Source material:

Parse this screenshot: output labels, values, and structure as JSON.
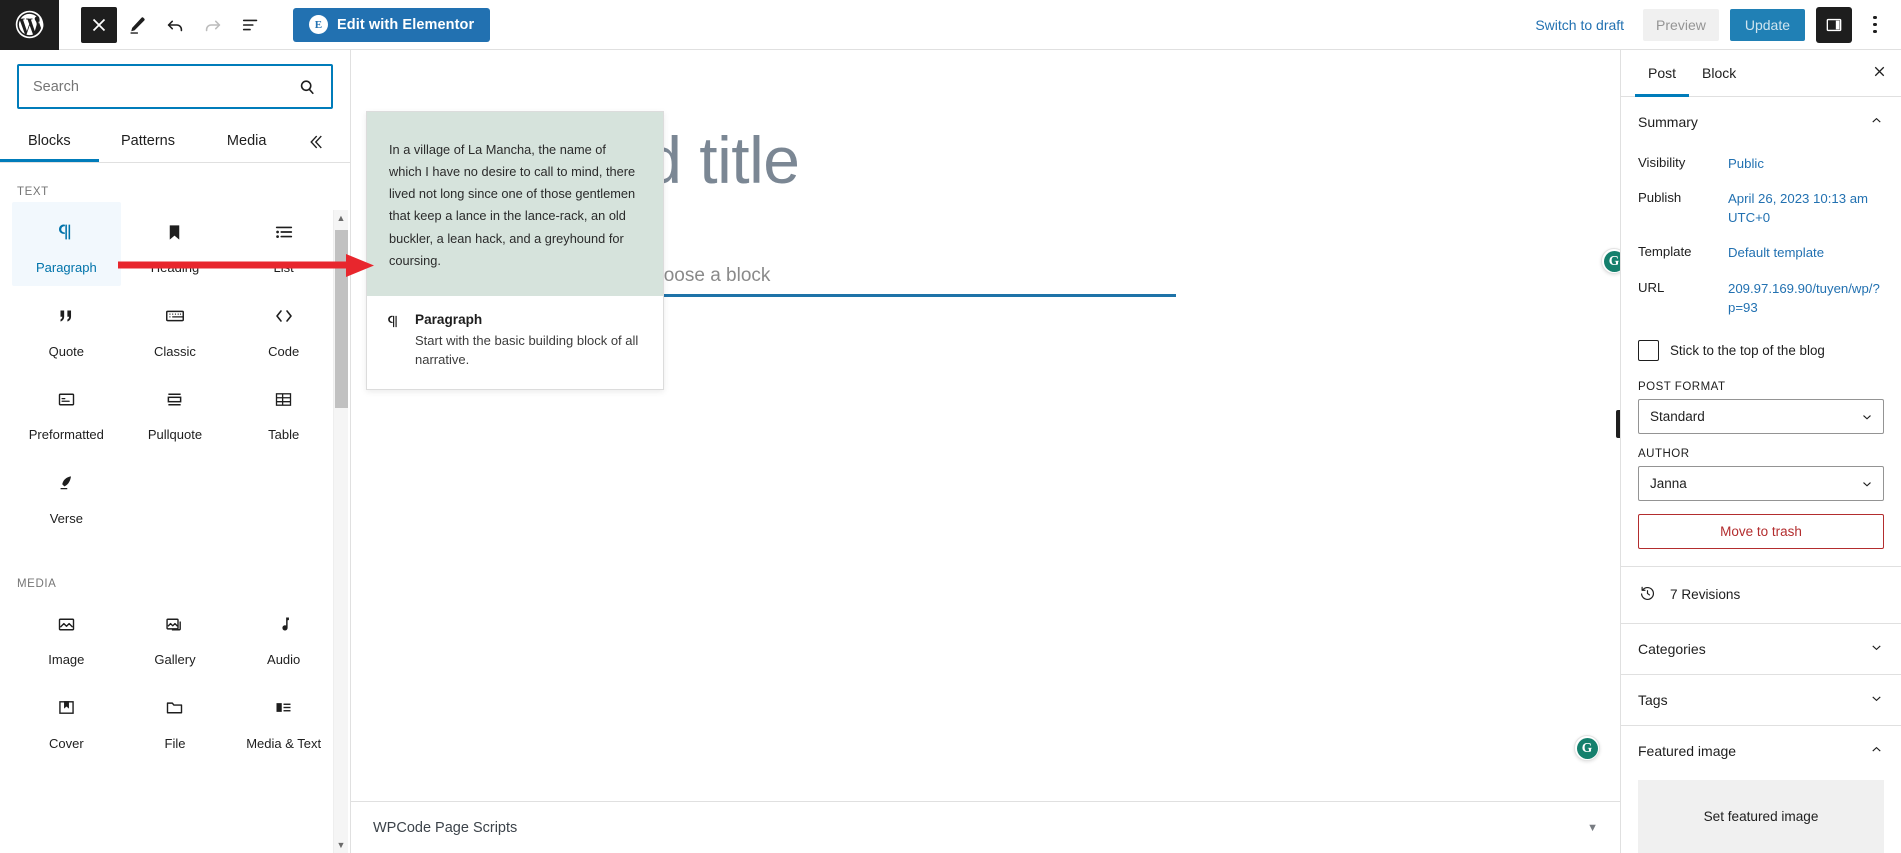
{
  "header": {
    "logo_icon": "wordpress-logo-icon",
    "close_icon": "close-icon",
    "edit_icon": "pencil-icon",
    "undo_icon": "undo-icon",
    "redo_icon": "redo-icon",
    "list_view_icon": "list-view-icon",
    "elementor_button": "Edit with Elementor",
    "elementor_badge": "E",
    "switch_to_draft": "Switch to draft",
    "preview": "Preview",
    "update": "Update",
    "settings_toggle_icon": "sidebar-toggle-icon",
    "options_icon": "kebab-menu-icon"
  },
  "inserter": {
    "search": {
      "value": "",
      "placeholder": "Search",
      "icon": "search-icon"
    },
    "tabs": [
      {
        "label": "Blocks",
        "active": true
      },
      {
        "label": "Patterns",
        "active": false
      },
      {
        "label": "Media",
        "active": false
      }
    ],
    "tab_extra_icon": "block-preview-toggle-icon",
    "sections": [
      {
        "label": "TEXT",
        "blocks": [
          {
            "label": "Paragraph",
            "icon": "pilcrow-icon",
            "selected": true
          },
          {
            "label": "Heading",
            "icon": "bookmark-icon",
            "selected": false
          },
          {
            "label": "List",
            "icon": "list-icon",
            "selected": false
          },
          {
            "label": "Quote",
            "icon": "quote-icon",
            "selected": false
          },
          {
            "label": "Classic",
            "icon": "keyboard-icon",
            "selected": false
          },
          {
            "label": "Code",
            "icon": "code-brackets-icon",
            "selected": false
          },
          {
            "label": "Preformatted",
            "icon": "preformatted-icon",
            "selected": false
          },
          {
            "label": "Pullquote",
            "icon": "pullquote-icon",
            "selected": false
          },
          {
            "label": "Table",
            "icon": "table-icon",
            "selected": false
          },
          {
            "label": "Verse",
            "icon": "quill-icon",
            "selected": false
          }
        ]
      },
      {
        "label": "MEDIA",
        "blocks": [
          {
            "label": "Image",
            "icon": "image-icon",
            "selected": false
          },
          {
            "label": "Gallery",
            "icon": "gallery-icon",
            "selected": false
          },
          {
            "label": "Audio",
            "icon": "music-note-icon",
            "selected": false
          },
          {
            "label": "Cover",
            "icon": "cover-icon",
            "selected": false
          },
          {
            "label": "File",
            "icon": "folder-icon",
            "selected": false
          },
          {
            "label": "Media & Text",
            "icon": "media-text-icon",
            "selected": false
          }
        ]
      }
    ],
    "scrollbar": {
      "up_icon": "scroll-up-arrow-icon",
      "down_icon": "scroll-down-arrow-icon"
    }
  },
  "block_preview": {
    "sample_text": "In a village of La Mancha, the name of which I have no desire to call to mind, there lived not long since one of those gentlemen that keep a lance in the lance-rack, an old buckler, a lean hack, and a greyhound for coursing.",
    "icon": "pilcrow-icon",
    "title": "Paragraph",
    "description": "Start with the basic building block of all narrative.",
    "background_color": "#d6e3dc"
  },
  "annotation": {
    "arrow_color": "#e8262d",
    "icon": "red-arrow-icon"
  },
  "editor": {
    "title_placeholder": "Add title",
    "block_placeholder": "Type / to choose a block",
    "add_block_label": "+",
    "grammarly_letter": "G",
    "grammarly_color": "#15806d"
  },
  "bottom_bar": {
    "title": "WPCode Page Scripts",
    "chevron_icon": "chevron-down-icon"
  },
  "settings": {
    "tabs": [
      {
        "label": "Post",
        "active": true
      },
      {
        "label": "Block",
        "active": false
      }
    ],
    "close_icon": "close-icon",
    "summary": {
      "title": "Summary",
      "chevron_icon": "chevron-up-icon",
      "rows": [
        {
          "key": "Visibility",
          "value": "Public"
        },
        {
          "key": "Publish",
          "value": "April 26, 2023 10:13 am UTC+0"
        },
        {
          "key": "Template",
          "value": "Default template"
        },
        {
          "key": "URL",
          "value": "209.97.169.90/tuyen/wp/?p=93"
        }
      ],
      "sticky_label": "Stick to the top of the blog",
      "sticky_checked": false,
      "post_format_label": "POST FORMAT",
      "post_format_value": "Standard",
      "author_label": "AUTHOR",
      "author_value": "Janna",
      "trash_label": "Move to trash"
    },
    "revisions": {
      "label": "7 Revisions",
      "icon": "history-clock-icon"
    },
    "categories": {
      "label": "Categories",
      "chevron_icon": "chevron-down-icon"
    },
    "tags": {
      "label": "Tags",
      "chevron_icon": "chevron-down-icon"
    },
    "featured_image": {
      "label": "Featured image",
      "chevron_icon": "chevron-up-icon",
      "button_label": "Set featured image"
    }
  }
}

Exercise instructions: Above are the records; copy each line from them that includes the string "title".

Expected answer:
    "title": "Paragraph",
    "title_placeholder": "Add title",
    "title": "WPCode Page Scripts",
      "title": "Summary",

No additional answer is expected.